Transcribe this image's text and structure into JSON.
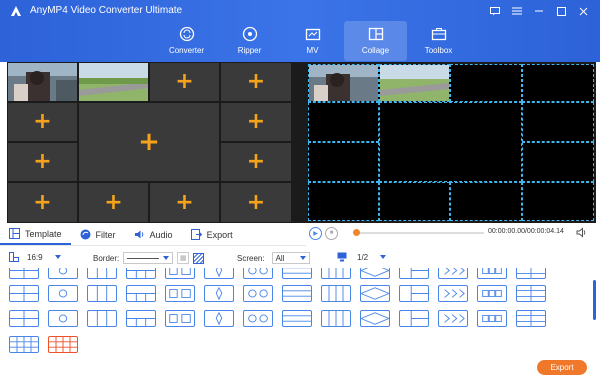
{
  "app": {
    "title": "AnyMP4 Video Converter Ultimate"
  },
  "nav": {
    "items": [
      {
        "label": "Converter",
        "icon": "converter-icon"
      },
      {
        "label": "Ripper",
        "icon": "ripper-icon"
      },
      {
        "label": "MV",
        "icon": "mv-icon"
      },
      {
        "label": "Collage",
        "icon": "collage-icon",
        "active": true
      },
      {
        "label": "Toolbox",
        "icon": "toolbox-icon"
      }
    ]
  },
  "tabs": [
    {
      "label": "Template",
      "icon": "template-icon",
      "active": true
    },
    {
      "label": "Filter",
      "icon": "filter-icon"
    },
    {
      "label": "Audio",
      "icon": "audio-icon"
    },
    {
      "label": "Export",
      "icon": "export-icon"
    }
  ],
  "player": {
    "time": "00:00:00.00/00:00:04.14",
    "progress": 0.0
  },
  "options": {
    "ratio": "16:9",
    "border_label": "Border:",
    "screen_label": "Screen:",
    "screen_value": "All",
    "page": "1/2"
  },
  "export_button": "Export",
  "colors": {
    "brand": "#2d62d8",
    "accent": "#f0782a",
    "plus": "#f5a31a",
    "selected_template": "#f0502a"
  }
}
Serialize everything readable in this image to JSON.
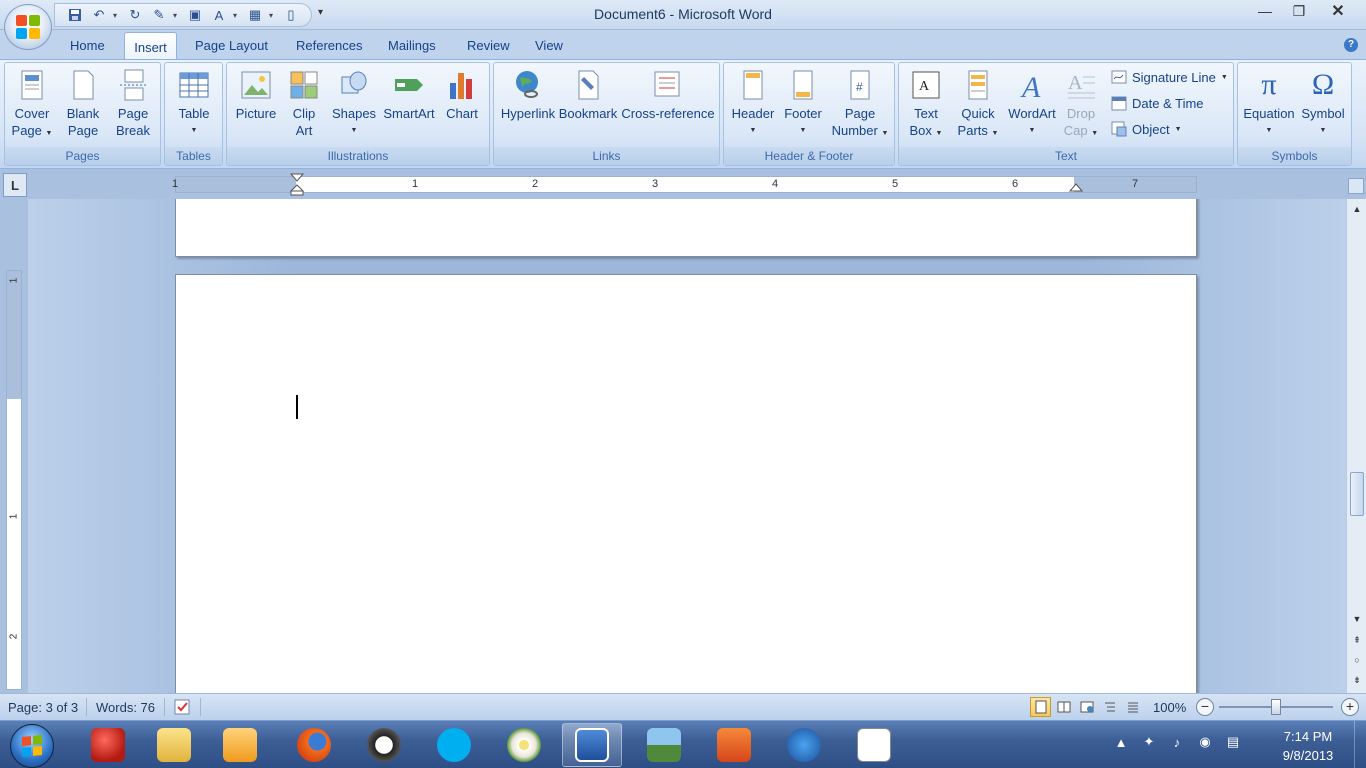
{
  "window": {
    "title": "Document6 - Microsoft Word",
    "minimize": "—",
    "restore": "❐",
    "close": "✕"
  },
  "quick_access": {
    "more": "▾"
  },
  "tabs": {
    "home": "Home",
    "insert": "Insert",
    "page_layout": "Page Layout",
    "references": "References",
    "mailings": "Mailings",
    "review": "Review",
    "view": "View"
  },
  "help": "?",
  "ribbon": {
    "pages": {
      "label": "Pages",
      "cover_page": "Cover",
      "cover_page2": "Page",
      "blank_page": "Blank",
      "blank_page2": "Page",
      "page_break": "Page",
      "page_break2": "Break"
    },
    "tables": {
      "label": "Tables",
      "table": "Table"
    },
    "illustrations": {
      "label": "Illustrations",
      "picture": "Picture",
      "clip_art": "Clip",
      "clip_art2": "Art",
      "shapes": "Shapes",
      "smartart": "SmartArt",
      "chart": "Chart"
    },
    "links": {
      "label": "Links",
      "hyperlink": "Hyperlink",
      "bookmark": "Bookmark",
      "cross_reference": "Cross-reference"
    },
    "header_footer": {
      "label": "Header & Footer",
      "header": "Header",
      "footer": "Footer",
      "page_number": "Page",
      "page_number2": "Number"
    },
    "text": {
      "label": "Text",
      "text_box": "Text",
      "text_box2": "Box",
      "quick_parts": "Quick",
      "quick_parts2": "Parts",
      "wordart": "WordArt",
      "drop_cap": "Drop",
      "drop_cap2": "Cap",
      "signature_line": "Signature Line",
      "date_time": "Date & Time",
      "object": "Object"
    },
    "symbols": {
      "label": "Symbols",
      "equation": "Equation",
      "equation_glyph": "π",
      "symbol": "Symbol",
      "symbol_glyph": "Ω"
    }
  },
  "ruler": {
    "tab_selector": "L",
    "numbers": [
      "1",
      "1",
      "2",
      "3",
      "4",
      "5",
      "6",
      "7"
    ],
    "vnumbers": [
      "1",
      "1",
      "2"
    ]
  },
  "status": {
    "page": "Page: 3 of 3",
    "words": "Words: 76",
    "zoom": "100%",
    "zoom_out": "−",
    "zoom_in": "+"
  },
  "clock": {
    "time": "7:14 PM",
    "date": "9/8/2013"
  },
  "colors": {
    "accent": "#15428b",
    "ribbon_bg": "#d5e4f6",
    "doc_bg": "#9cb7da",
    "taskbar": "#3d5f96"
  }
}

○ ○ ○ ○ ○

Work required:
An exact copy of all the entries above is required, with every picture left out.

Solution to the exercise:
Transcribe this image's text and structure into JSON.
{
  "app": {
    "title": "AnyMP4 Video Converter Ultimate"
  },
  "nav": {
    "items": [
      {
        "label": "Converter",
        "icon": "converter-icon"
      },
      {
        "label": "Ripper",
        "icon": "ripper-icon"
      },
      {
        "label": "MV",
        "icon": "mv-icon"
      },
      {
        "label": "Collage",
        "icon": "collage-icon",
        "active": true
      },
      {
        "label": "Toolbox",
        "icon": "toolbox-icon"
      }
    ]
  },
  "tabs": [
    {
      "label": "Template",
      "icon": "template-icon",
      "active": true
    },
    {
      "label": "Filter",
      "icon": "filter-icon"
    },
    {
      "label": "Audio",
      "icon": "audio-icon"
    },
    {
      "label": "Export",
      "icon": "export-icon"
    }
  ],
  "player": {
    "time": "00:00:00.00/00:00:04.14",
    "progress": 0.0
  },
  "options": {
    "ratio": "16:9",
    "border_label": "Border:",
    "screen_label": "Screen:",
    "screen_value": "All",
    "page": "1/2"
  },
  "export_button": "Export",
  "colors": {
    "brand": "#2d62d8",
    "accent": "#f0782a",
    "plus": "#f5a31a",
    "selected_template": "#f0502a"
  }
}
Serialize everything readable in this image to JSON.
{
  "window": {
    "title": "Document6 - Microsoft Word",
    "minimize": "—",
    "restore": "❐",
    "close": "✕"
  },
  "quick_access": {
    "more": "▾"
  },
  "tabs": {
    "home": "Home",
    "insert": "Insert",
    "page_layout": "Page Layout",
    "references": "References",
    "mailings": "Mailings",
    "review": "Review",
    "view": "View"
  },
  "help": "?",
  "ribbon": {
    "pages": {
      "label": "Pages",
      "cover_page": "Cover",
      "cover_page2": "Page",
      "blank_page": "Blank",
      "blank_page2": "Page",
      "page_break": "Page",
      "page_break2": "Break"
    },
    "tables": {
      "label": "Tables",
      "table": "Table"
    },
    "illustrations": {
      "label": "Illustrations",
      "picture": "Picture",
      "clip_art": "Clip",
      "clip_art2": "Art",
      "shapes": "Shapes",
      "smartart": "SmartArt",
      "chart": "Chart"
    },
    "links": {
      "label": "Links",
      "hyperlink": "Hyperlink",
      "bookmark": "Bookmark",
      "cross_reference": "Cross-reference"
    },
    "header_footer": {
      "label": "Header & Footer",
      "header": "Header",
      "footer": "Footer",
      "page_number": "Page",
      "page_number2": "Number"
    },
    "text": {
      "label": "Text",
      "text_box": "Text",
      "text_box2": "Box",
      "quick_parts": "Quick",
      "quick_parts2": "Parts",
      "wordart": "WordArt",
      "drop_cap": "Drop",
      "drop_cap2": "Cap",
      "signature_line": "Signature Line",
      "date_time": "Date & Time",
      "object": "Object"
    },
    "symbols": {
      "label": "Symbols",
      "equation": "Equation",
      "equation_glyph": "π",
      "symbol": "Symbol",
      "symbol_glyph": "Ω"
    }
  },
  "ruler": {
    "tab_selector": "L",
    "numbers": [
      "1",
      "1",
      "2",
      "3",
      "4",
      "5",
      "6",
      "7"
    ],
    "vnumbers": [
      "1",
      "1",
      "2"
    ]
  },
  "status": {
    "page": "Page: 3 of 3",
    "words": "Words: 76",
    "zoom": "100%",
    "zoom_out": "−",
    "zoom_in": "+"
  },
  "clock": {
    "time": "7:14 PM",
    "date": "9/8/2013"
  },
  "colors": {
    "accent": "#15428b",
    "ribbon_bg": "#d5e4f6",
    "doc_bg": "#9cb7da",
    "taskbar": "#3d5f96"
  }
}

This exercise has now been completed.